Command staff have their research cut out for them in choosing the best body-worn camera hardware and software options and creating effective policies, but even with the best technology, a BWC program will never run smoothly without buy-in from the officers who will use the cameras. Achieving officer buy-in should be factored into a department’s strategy and timeline for adopting BWCs. Here are a few places to start:

Make space for constructive feedback during policy creation

Once a department has decided to adopt body-worn cameras, the command staff should communicate the reasoning and goals for the program with all officers. BWCs represent a significant change in how officers do their jobs, and command staff need to be willing to listen to questions and concerns as officers get used to the idea—before officers begin using the technology in the field.

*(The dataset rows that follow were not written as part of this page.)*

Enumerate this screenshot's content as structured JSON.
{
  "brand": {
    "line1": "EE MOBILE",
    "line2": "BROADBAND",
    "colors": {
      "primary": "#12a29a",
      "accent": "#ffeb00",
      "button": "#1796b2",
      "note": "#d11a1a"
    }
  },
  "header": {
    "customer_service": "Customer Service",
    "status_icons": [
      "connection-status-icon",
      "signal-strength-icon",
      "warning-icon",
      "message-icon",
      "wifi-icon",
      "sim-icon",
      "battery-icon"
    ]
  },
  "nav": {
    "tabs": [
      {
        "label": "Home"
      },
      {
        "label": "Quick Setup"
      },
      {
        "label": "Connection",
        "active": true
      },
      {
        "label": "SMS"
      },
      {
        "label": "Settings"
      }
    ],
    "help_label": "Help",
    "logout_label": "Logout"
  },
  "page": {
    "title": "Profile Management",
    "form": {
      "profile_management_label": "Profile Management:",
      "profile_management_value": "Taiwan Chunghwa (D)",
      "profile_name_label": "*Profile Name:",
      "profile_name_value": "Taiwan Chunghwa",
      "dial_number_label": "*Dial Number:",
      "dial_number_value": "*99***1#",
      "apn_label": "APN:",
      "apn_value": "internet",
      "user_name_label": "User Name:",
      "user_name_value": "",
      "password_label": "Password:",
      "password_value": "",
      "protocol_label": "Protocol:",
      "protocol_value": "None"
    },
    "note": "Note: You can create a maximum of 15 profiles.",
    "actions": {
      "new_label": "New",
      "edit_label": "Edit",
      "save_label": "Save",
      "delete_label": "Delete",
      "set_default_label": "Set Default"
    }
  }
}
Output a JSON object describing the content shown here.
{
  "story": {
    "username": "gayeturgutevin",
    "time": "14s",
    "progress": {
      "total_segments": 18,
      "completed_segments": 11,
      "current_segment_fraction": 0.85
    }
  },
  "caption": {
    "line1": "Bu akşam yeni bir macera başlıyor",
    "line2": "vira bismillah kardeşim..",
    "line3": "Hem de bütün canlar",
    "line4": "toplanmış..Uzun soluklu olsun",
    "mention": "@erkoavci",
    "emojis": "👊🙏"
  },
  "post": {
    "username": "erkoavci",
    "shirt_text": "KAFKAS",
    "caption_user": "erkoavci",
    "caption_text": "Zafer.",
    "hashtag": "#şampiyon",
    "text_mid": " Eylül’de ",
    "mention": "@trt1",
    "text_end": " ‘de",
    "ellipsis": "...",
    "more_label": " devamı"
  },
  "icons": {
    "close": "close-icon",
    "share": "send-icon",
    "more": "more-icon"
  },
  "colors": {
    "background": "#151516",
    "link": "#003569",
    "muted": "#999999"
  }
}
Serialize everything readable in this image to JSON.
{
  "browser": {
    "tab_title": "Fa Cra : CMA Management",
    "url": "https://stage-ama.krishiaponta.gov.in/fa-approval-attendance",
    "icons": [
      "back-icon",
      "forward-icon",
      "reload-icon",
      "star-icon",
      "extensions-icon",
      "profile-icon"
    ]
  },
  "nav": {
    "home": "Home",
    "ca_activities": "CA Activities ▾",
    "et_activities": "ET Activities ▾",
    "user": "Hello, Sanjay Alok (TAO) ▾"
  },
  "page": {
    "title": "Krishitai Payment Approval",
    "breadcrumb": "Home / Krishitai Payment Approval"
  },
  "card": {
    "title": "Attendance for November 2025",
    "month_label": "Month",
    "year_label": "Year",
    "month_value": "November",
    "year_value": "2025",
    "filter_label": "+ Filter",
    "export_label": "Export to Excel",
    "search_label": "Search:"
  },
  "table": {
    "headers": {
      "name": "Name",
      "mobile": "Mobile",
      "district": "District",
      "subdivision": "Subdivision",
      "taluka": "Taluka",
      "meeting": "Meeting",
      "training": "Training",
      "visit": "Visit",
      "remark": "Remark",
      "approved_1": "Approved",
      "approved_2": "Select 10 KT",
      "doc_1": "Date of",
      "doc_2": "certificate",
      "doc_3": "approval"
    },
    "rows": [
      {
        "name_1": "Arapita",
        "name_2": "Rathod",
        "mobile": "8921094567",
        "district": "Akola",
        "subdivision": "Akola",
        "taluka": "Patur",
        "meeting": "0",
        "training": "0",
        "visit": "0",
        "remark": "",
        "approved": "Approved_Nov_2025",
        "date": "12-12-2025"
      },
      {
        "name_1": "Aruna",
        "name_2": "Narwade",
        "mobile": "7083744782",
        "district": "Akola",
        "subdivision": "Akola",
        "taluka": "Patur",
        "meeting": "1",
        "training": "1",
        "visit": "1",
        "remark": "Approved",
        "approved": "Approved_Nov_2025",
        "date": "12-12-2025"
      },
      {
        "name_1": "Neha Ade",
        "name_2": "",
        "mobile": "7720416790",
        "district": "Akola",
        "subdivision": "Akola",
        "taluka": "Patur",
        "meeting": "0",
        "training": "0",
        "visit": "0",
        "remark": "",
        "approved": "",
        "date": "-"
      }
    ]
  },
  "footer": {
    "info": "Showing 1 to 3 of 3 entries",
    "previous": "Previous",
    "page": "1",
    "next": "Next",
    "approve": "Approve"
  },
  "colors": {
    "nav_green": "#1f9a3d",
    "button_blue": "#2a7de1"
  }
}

Whether through email surveys, forums or department meetings, administrators should set aside times to make sure officers feel heard on the issue.

Use the harshest critics as the committee to pilot BWC programs

During the feedback process, some officers will voice more concerns than others. Command staff should consider asking these officers to help develop a working policy and test the camera hardware options. Collaborating with the officers who voice the most opposition to implementing BWCs will ensure that the BWC policy addresses the major concerns of the officers who will use the equipment. Turning the most vocal critics into supporters will also help get the rest of the department on board.

Clearly communicate policies and training schedules

Officers will be more willing to accept BWCs if they know what is expected of them. Once command staff has taken officer feedback into account and developed an effective policy, they should use a document management system such as PowerDMS to send the policy out to every staff member whose work will be affected by the new BWC technology. Administrators can then track electronic signatures to make sure every officer has read and signed off on policies. Command staff can also use a document management system to provide ongoing training to ensure officers know how to operate BWC equipment.

BWC programs can be immensely beneficial for police departments, but they can’t be effective without officer buy-in. Departments should involve officers in the process of creating and testing BWC policies and technology, so BWCs can be tools not only to increase police accountability but also to improve law enforcement as a whole.

Looking for more BWC resources? Click here to learn how Parker Co. PD created what is being called one of the best BWC policies in the country.